Mediation is a process in which an impartial third party would help you and your spouse discuss your concerns, and then help you work toward a fair, realistic solution. Participation can be voluntary. In Saskatchewan we now have mandatory mediation in family law matters going to court. This is very new.
This article is about voluntary mediation but does largely apply to mandatory mediation. The Mediator does not decide the outcome of the dispute – the two parents do. You have control over the outcome. The mediator can help to maximize outcomes, including preserving family wealth.
Mediation is based on a cooperative approach to problem solving. With the help of a mediator, you both look at attacking the problems to be resolved, not attacking each other. The mediator will coach you to help each of you focus on staying away from blaming or attacking each other.
It’s easy to slip into old communication patterns, but now it will be essential to learn and model a more effective way to talk to each other. Again, if you have children or people in your extended family you love, this is a wonderful gift to them. You will have lots of help.
Mediated agreements tend to succeed over time because they result from a process that each of you took part in, and because each of you helped to create the solution. Mediation can work in most situations where there is mutual willingness between the two of you to:
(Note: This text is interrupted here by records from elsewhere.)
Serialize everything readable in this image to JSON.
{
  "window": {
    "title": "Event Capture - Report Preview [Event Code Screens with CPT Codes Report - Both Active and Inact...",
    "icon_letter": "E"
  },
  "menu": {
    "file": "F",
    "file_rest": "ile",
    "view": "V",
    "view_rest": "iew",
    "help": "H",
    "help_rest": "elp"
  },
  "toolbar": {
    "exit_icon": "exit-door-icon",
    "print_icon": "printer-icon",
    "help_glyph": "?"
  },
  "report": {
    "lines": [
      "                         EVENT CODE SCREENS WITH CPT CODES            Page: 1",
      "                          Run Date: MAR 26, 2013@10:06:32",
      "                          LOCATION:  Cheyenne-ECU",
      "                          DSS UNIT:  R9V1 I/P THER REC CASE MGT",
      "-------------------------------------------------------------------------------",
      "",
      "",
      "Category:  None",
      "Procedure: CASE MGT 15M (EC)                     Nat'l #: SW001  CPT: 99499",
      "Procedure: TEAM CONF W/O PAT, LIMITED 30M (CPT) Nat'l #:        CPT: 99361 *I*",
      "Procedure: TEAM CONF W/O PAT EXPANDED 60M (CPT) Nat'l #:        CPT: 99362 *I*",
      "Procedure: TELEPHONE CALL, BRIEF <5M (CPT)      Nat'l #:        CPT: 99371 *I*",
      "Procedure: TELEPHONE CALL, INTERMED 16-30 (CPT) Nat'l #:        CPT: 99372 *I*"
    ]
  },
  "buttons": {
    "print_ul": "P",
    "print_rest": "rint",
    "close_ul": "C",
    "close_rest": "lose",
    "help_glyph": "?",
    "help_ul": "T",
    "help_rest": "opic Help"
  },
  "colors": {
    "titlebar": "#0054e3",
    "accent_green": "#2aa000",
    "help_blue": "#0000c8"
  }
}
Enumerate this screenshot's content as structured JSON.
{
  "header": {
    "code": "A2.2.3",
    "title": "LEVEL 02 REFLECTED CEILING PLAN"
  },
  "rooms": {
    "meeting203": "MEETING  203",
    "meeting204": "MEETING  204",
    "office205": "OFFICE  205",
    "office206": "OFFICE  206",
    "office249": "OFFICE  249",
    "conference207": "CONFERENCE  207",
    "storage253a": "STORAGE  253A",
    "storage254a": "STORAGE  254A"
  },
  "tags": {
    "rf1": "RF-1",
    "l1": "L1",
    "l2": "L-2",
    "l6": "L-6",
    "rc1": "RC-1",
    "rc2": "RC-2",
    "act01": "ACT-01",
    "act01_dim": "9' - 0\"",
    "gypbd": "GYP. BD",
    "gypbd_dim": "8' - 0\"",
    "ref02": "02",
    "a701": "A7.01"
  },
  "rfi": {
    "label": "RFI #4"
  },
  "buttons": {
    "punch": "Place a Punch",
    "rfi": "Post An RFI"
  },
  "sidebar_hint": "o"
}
1) participate in discussion, and
2) resolve the issues.
The focus is on helping the two of you explore as many options as possible. We are problem solving and helping the two of you to learn how to do this together in at least a business-like fashion. It is particularly valuable when there is an ongoing relationship between the two parties –your relationship now may be centered on co-parenting. You may have a good relationship with your spouse’s family, and want to preserve that.
Are you concerned you don’t have the information you need to make a good financial decision? A Mediator helps the two of you explore and understand the issues, make informed decisions and work toward reaching a mutually beneficial outcome for your children. The mediator will help you get the information you need to help with your decisions. The mediator does not make decisions for you. You will have a lawyer review any written agreement before either one of you signs it.
Call us to explore how our mediators can help your family to transition to two households, and a more peaceful future.